in Joan of Arc
Craig Taylor

This chapter is comprised of annotated and translated source texts on the Nullification trial of Joan of Arc.

in Joan of Arc
Simon Barton
and
Richard Fletcher

The chapter provides an annotated translation of the Chronica Adfonsi Imperatoris, or Chronicle of the Emperor Alfonso (CAI). It is a panegyric in prose and verse devoted to the deeds of Alfonso VII of Leon-Castile. This Chronicle is of the period from his accession to the throne in 1126 till the campaign to conquer the port city of Almeria in 1147. To all appearances a contemporary (or near-contemporary) witness to the events it describes, the CAI furnishes the principal narrative account of the political and military affairs of the Leonese monarchy during the period in question. In an Iberian context, the CAI is a strikingly original piece of historiography. Quite apart from the very large number of Biblical phrases that were incorporated wholesale into the narrative of the CAI, the influence of the Vulgate is everywhere conspicuous in the author's style, syntax and vocabulary.

in The world of El Cid
Alison K. McHardy

financial consequences to himself or the recipients’ suitability. Failure to implement this scheme caused the anger evident in parliament in 1386. British Library, Harley roll K.28, printed J. J. N. Palmer, ‘The impeachment of Michael de la Pole in 1386’, BIHR 42 (1969), 100–1. To the parliament held at Westminster the 9th year of the reign of King Richard II

in The reign of Richard II
Abstract only
I. S. Robinson

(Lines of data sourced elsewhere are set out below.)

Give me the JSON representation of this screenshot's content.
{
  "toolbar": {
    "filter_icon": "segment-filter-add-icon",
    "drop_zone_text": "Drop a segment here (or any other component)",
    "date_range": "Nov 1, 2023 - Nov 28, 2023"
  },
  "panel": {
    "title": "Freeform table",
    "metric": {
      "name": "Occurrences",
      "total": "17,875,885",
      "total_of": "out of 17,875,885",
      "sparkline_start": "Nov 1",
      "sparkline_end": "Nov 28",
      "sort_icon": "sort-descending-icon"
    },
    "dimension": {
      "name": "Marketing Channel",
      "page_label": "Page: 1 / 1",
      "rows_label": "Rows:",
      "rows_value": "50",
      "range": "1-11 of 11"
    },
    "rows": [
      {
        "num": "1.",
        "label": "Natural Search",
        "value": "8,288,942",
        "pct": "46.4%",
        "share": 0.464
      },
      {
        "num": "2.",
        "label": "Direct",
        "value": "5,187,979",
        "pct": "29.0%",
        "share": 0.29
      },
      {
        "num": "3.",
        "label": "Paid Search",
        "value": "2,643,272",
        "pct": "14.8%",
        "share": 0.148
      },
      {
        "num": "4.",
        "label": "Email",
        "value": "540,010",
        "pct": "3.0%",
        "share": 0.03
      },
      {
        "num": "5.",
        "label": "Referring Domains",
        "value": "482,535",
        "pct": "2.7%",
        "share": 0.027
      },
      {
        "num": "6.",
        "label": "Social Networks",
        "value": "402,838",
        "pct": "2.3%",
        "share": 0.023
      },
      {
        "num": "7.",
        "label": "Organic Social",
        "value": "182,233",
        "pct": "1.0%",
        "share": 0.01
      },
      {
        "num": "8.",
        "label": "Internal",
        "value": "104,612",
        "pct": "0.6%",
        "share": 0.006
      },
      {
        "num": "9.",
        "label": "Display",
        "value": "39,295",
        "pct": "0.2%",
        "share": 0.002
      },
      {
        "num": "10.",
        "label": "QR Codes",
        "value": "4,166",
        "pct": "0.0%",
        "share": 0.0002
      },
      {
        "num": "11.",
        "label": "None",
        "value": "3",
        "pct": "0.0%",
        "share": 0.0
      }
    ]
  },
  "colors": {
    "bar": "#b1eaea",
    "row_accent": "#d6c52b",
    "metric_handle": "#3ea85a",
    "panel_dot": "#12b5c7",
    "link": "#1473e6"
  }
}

the clergy as far as the Pyrenees and the British Sea’. 358 While Bonizo also emphasised that episcopal elections should be free of secular interference, there is no trace in the Book to a Friend (nor indeed in his later canonical collection) of Gregory VII’s decrees against lay investiture. 359 The principal subject-matter of the Book to a Friend is an account

in The Papal Reform of the Eleventh Century